I watched this class "live" and was simply amazed at the amount of information Pye covered. Yes, he talks a little fast, and since I was streaming the class I couldn't stop it to review anything, but this guy really knows his stuff and explains it very well so I absorbed quite a bit. Bye is enthusiastic, clearly enjoys his craft, and delivers excellent information to students in a light heartedI and fun way. I think some reviewers are a bit harsh about his humor. Lighten up, people! His examples and the additional information his co-host provides are very worthwhile and you can tell the course was well thought out. I plan to buy the class to help me get back into DSLR photography.

user-7d0810
 

I really enjoyed this class. I am not a beginner, but there were still things I learned here that I found helpful. I really enjoy learning from Pye. He is quick, gets to the point and doesn't spend a lot of time going over and over the same point. There is a wide variety of things that he covers, so really something for everyone. I would recommend purchasing this class if you want to understand your camera better, improve your technique and start taking better photos.

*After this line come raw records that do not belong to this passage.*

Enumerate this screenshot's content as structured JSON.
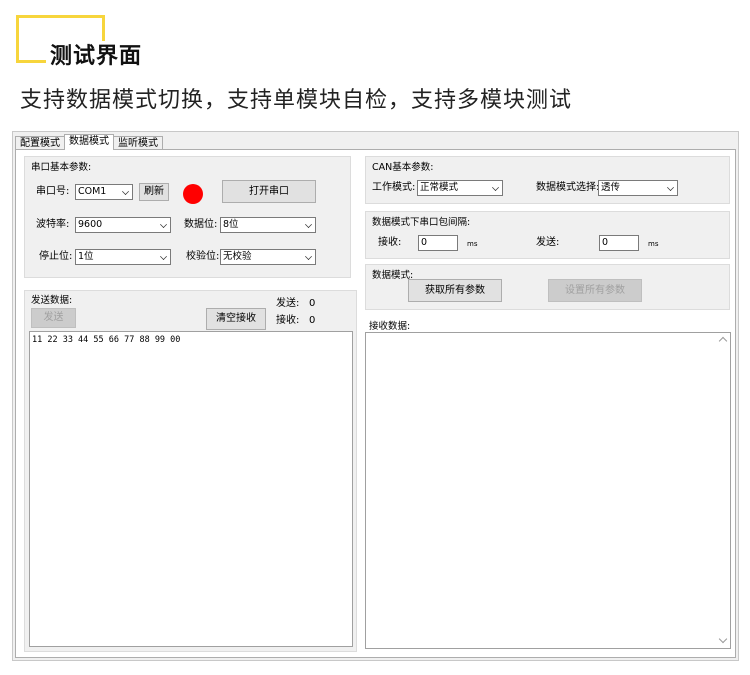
{
  "header": {
    "title": "测试界面",
    "subtitle": "支持数据模式切换，支持单模块自检，支持多模块测试",
    "accent_color": "#f7d53c"
  },
  "tabs": [
    {
      "label": "配置模式"
    },
    {
      "label": "数据模式"
    },
    {
      "label": "监听模式"
    }
  ],
  "active_tab": "数据模式",
  "serial": {
    "group_label": "串口基本参数:",
    "port_label": "串口号:",
    "port_value": "COM1",
    "refresh_label": "刷新",
    "status_color": "#ff0000",
    "open_label": "打开串口",
    "baud_label": "波特率:",
    "baud_value": "9600",
    "databits_label": "数据位:",
    "databits_value": "8位",
    "stopbits_label": "停止位:",
    "stopbits_value": "1位",
    "parity_label": "校验位:",
    "parity_value": "无校验"
  },
  "send": {
    "group_label": "发送数据:",
    "send_label": "发送",
    "clear_label": "清空接收",
    "sent_label": "发送:",
    "sent_count": "0",
    "recv_label": "接收:",
    "recv_count": "0",
    "content": "11 22 33 44 55 66 77 88 99 00"
  },
  "can": {
    "group_label": "CAN基本参数:",
    "work_mode_label": "工作模式:",
    "work_mode_value": "正常模式",
    "data_mode_label": "数据模式选择:",
    "data_mode_value": "透传"
  },
  "interval": {
    "group_label": "数据模式下串口包间隔:",
    "recv_label": "接收:",
    "recv_value": "0",
    "recv_unit": "ms",
    "send_label": "发送:",
    "send_value": "0",
    "send_unit": "ms"
  },
  "datamode": {
    "group_label": "数据模式:",
    "get_all_label": "获取所有参数",
    "set_all_label": "设置所有参数"
  },
  "receive": {
    "group_label": "接收数据:",
    "content": ""
  }
}
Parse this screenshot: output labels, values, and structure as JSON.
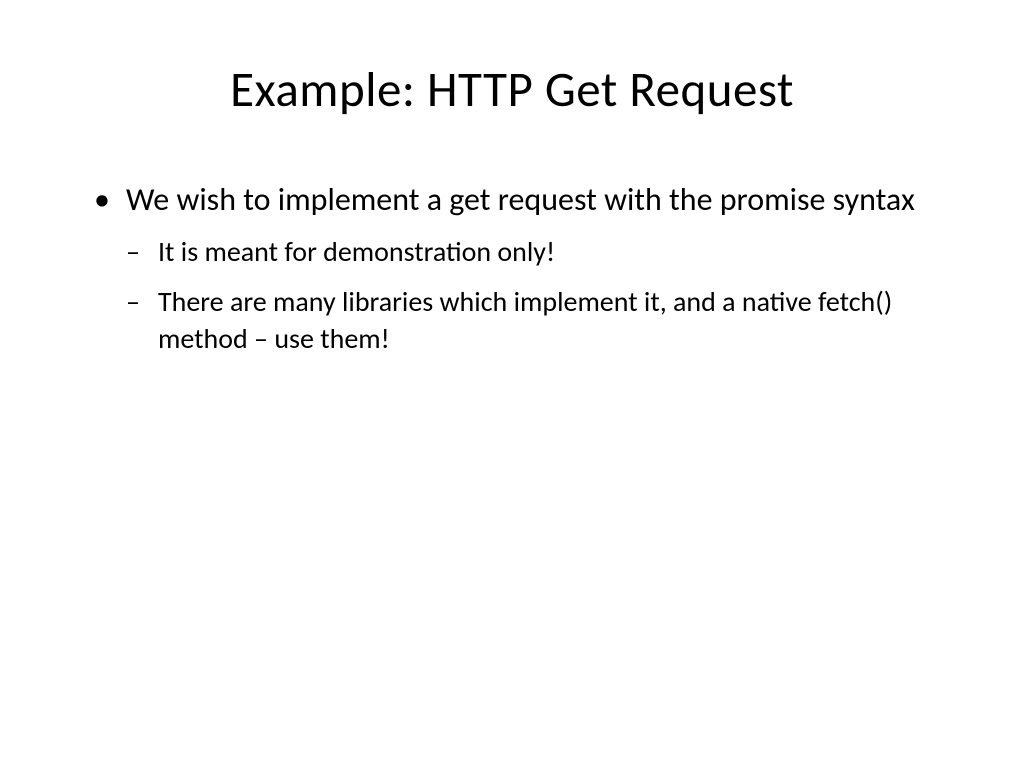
{
  "slide": {
    "title": "Example: HTTP Get Request",
    "bullets": [
      {
        "text": "We wish to implement a get request with the promise syntax",
        "subbullets": [
          "It is meant for demonstration only!",
          "There are many libraries which implement it, and a native fetch() method – use them!"
        ]
      }
    ]
  }
}
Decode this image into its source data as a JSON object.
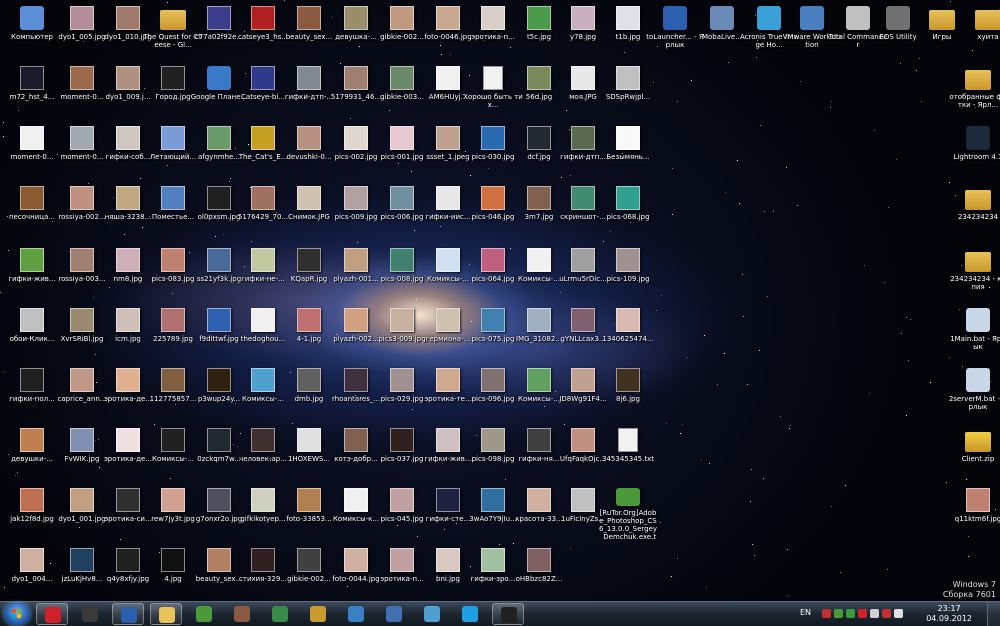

Joy Bobrink
 

I have tried to learn photography myself via the internet / YouTube but always felt like I was missing something in my foundation. Sure I can zero out my meter...but why? How do I know the settings I've selected are the correct ones? I've been circling this drain for a year until this course. WOW! Pye has SO MUCH information in every video. He doesn't just stand in a classroom and talk, he's out in the field actually putting his settings into his camera, talking about why and why not and then shooting. He's hands on the entire course. You don't just hear him, you see exactly what he's doing! I'm a visual / listening learner and this is my eureka moment! Thank you Pye! Watching the Exposure video and how you changed the settings yet maintained the exact same exposure was mind blowing. Awesome course! I would recommend this to anyone new to photography or anyone that feels like they don't have all the info.

Student Work